=== Extracted material ===
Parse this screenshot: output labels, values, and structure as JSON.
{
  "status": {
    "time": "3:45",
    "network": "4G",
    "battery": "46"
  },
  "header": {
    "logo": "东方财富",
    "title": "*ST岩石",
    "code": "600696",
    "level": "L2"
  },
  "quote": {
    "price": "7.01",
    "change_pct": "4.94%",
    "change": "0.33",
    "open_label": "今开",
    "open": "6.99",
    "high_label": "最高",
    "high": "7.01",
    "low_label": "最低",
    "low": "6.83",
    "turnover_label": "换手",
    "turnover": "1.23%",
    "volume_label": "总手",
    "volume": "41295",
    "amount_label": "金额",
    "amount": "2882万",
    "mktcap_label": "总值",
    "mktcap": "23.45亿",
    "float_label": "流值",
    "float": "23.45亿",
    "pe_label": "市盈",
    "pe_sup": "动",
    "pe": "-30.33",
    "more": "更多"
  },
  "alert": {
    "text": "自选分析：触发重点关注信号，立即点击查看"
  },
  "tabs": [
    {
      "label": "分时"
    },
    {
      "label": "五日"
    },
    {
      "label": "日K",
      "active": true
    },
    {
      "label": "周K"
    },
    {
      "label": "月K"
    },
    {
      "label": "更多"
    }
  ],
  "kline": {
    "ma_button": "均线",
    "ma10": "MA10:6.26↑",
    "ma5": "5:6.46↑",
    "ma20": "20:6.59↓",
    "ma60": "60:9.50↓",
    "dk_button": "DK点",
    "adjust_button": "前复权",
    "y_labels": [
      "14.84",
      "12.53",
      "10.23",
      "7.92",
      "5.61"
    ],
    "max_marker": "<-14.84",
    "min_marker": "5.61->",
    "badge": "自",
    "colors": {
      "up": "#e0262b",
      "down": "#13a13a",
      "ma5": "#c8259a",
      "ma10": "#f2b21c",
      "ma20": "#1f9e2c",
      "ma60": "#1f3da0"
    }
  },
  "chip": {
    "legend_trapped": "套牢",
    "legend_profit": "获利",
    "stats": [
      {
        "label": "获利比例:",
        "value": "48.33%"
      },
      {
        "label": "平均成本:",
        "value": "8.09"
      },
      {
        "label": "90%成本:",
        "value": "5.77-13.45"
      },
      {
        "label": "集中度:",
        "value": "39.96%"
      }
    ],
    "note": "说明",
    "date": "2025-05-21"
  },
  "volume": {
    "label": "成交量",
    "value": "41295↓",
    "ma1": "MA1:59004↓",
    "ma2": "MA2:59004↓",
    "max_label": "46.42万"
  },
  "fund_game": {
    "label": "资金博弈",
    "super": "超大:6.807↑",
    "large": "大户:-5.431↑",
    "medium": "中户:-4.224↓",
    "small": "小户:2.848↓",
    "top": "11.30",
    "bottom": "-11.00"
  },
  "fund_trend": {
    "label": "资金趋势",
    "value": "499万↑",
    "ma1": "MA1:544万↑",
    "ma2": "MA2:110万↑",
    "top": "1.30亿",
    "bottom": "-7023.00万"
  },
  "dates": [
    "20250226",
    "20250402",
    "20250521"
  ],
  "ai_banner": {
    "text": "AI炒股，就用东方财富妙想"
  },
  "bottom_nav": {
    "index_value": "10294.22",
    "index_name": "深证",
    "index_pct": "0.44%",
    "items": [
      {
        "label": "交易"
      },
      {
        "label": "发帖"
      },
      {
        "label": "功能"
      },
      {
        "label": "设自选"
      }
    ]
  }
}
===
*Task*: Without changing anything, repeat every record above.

*Solution to this exercise*:
Parse this screenshot: output labels, values, and structure as JSON.
{
  "status": {
    "time": "3:45",
    "network": "4G",
    "battery": "46"
  },
  "header": {
    "logo": "东方财富",
    "title": "*ST岩石",
    "code": "600696",
    "level": "L2"
  },
  "quote": {
    "price": "7.01",
    "change_pct": "4.94%",
    "change": "0.33",
    "open_label": "今开",
    "open": "6.99",
    "high_label": "最高",
    "high": "7.01",
    "low_label": "最低",
    "low": "6.83",
    "turnover_label": "换手",
    "turnover": "1.23%",
    "volume_label": "总手",
    "volume": "41295",
    "amount_label": "金额",
    "amount": "2882万",
    "mktcap_label": "总值",
    "mktcap": "23.45亿",
    "float_label": "流值",
    "float": "23.45亿",
    "pe_label": "市盈",
    "pe_sup": "动",
    "pe": "-30.33",
    "more": "更多"
  },
  "alert": {
    "text": "自选分析：触发重点关注信号，立即点击查看"
  },
  "tabs": [
    {
      "label": "分时"
    },
    {
      "label": "五日"
    },
    {
      "label": "日K",
      "active": true
    },
    {
      "label": "周K"
    },
    {
      "label": "月K"
    },
    {
      "label": "更多"
    }
  ],
  "kline": {
    "ma_button": "均线",
    "ma10": "MA10:6.26↑",
    "ma5": "5:6.46↑",
    "ma20": "20:6.59↓",
    "ma60": "60:9.50↓",
    "dk_button": "DK点",
    "adjust_button": "前复权",
    "y_labels": [
      "14.84",
      "12.53",
      "10.23",
      "7.92",
      "5.61"
    ],
    "max_marker": "<-14.84",
    "min_marker": "5.61->",
    "badge": "自",
    "colors": {
      "up": "#e0262b",
      "down": "#13a13a",
      "ma5": "#c8259a",
      "ma10": "#f2b21c",
      "ma20": "#1f9e2c",
      "ma60": "#1f3da0"
    }
  },
  "chip": {
    "legend_trapped": "套牢",
    "legend_profit": "获利",
    "stats": [
      {
        "label": "获利比例:",
        "value": "48.33%"
      },
      {
        "label": "平均成本:",
        "value": "8.09"
      },
      {
        "label": "90%成本:",
        "value": "5.77-13.45"
      },
      {
        "label": "集中度:",
        "value": "39.96%"
      }
    ],
    "note": "说明",
    "date": "2025-05-21"
  },
  "volume": {
    "label": "成交量",
    "value": "41295↓",
    "ma1": "MA1:59004↓",
    "ma2": "MA2:59004↓",
    "max_label": "46.42万"
  },
  "fund_game": {
    "label": "资金博弈",
    "super": "超大:6.807↑",
    "large": "大户:-5.431↑",
    "medium": "中户:-4.224↓",
    "small": "小户:2.848↓",
    "top": "11.30",
    "bottom": "-11.00"
  },
  "fund_trend": {
    "label": "资金趋势",
    "value": "499万↑",
    "ma1": "MA1:544万↑",
    "ma2": "MA2:110万↑",
    "top": "1.30亿",
    "bottom": "-7023.00万"
  },
  "dates": [
    "20250226",
    "20250402",
    "20250521"
  ],
  "ai_banner": {
    "text": "AI炒股，就用东方财富妙想"
  },
  "bottom_nav": {
    "index_value": "10294.22",
    "index_name": "深证",
    "index_pct": "0.44%",
    "items": [
      {
        "label": "交易"
      },
      {
        "label": "发帖"
      },
      {
        "label": "功能"
      },
      {
        "label": "设自选"
      }
    ]
  }
}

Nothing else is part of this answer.